Creole Club dance floor.

Trying to Figure Out Where Everything Was

I got to thinking about that Guest Quarter thing…Why in the world did he say they had just knocked that down? I remember that there was a grove of trees between the houses and the guest house. The trees weren't there any more So, I'm thinking this is not normal. The houses that are there in the trees' stead are new. I bet you the guest house is right behind that so I want to have a look. And lo and behold it WAS there, but the guest house has really changed looks because in the olden days it didn't have air conditioning and it had a balcony on it like the Casa del Gobierno in Caracas does. Much more attractive, it looked much more colonial. Now the balcony is all walled in. They just made it bigger because now they have air conditioning. Anyway I don't know what is is now. It's something else. But I'm sure that's what it is it's a colonial building and it's in the right place as far as I'm concerned. So that mystery has been solved. Then we went around the block a couple of times and saw the house of the Jéfe who I remember was some guy by the name of Shorty something or other living there because he was the camp Jéfe. Now it's some sort of school for kiddos in kindergarten. Anyway, I knew where the camp fence used to be because even now they haven't cut through there with a road. This guy (cab driver) got me kind of screwed up telling me the guest house were the oficinas. So I said let's go around the corner then I told him the oficinas used to be over there.

Proximity of Everything

So we went over and it is kind of an L shaped building and that is to me the oficina where Dad used to work.

Office building where Creole Dads used to work.
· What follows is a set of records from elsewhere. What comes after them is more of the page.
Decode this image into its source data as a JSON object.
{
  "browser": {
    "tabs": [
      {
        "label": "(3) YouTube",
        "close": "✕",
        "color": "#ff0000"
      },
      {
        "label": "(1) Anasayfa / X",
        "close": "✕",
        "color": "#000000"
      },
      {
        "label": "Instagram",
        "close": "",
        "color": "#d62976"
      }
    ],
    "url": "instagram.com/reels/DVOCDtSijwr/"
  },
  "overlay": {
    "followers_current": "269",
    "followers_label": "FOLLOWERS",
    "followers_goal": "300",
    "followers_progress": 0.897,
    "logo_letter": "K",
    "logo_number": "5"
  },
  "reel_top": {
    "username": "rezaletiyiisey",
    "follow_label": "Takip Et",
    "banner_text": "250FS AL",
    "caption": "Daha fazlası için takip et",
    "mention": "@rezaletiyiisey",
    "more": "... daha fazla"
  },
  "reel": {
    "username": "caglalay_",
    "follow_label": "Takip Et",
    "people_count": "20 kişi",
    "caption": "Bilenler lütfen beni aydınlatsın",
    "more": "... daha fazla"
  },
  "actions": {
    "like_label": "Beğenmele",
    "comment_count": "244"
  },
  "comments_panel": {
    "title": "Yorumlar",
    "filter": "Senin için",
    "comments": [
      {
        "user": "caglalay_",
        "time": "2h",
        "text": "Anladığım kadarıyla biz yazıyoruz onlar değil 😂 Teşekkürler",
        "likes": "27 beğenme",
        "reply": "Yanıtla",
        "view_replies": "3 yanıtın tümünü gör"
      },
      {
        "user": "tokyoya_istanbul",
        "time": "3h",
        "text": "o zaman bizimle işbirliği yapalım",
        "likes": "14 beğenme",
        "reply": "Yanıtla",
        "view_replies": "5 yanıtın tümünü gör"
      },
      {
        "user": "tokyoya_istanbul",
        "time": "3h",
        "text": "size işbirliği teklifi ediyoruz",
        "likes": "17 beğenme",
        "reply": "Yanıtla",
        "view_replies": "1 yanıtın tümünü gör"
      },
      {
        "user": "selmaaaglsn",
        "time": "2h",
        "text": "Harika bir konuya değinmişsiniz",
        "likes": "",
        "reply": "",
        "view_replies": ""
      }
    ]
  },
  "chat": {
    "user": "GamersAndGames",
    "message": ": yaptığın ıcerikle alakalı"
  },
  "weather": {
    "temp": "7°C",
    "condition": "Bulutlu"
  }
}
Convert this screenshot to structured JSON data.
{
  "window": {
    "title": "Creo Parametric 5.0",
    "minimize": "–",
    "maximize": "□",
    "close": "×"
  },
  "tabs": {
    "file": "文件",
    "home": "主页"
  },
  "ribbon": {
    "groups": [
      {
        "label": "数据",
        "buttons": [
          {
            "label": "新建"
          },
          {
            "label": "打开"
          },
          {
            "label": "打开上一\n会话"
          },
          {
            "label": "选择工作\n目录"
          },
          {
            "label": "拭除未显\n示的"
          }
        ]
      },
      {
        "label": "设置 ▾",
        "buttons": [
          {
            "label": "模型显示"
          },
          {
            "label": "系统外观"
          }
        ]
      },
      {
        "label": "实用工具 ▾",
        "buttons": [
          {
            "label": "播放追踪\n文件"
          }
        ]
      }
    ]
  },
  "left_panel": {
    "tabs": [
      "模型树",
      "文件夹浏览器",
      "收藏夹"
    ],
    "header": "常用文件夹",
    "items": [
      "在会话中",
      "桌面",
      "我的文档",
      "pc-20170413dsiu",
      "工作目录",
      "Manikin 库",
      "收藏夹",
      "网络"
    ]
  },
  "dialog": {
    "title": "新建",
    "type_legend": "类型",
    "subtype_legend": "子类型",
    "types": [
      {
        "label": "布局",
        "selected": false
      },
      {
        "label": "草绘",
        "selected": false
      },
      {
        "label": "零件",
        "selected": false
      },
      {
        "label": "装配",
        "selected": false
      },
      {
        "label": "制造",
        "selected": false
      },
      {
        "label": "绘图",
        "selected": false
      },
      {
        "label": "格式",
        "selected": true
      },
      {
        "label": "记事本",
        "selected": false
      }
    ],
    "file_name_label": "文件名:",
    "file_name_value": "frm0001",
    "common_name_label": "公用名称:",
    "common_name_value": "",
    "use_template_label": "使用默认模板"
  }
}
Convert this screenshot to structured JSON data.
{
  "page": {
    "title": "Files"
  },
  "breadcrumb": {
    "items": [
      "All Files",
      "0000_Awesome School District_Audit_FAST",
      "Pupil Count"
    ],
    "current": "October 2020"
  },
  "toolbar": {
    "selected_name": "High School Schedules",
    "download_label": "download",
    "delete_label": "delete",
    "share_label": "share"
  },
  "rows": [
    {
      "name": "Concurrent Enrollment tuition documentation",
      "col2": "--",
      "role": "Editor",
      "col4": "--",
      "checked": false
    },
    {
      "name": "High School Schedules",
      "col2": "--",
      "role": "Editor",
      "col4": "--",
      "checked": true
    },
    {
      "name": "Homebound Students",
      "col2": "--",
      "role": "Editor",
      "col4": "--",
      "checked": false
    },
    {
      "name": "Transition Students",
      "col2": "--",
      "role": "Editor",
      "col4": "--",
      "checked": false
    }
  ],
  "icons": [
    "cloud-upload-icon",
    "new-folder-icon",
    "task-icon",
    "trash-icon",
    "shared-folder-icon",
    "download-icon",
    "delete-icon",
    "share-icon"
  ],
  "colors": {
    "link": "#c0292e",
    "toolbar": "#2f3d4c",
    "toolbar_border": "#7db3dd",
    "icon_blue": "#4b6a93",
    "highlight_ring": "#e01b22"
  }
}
In fact all he had to do is walk a couple of blocks to work. That was really lucky. So it was all just piled up here in the same spot. I don't know if I would have liked living in the same spot and along with the club and working down the block. That means you'd live in about 200 square meters and I wouldn't like that. So much for that. The tennis courts meanwhile are the same.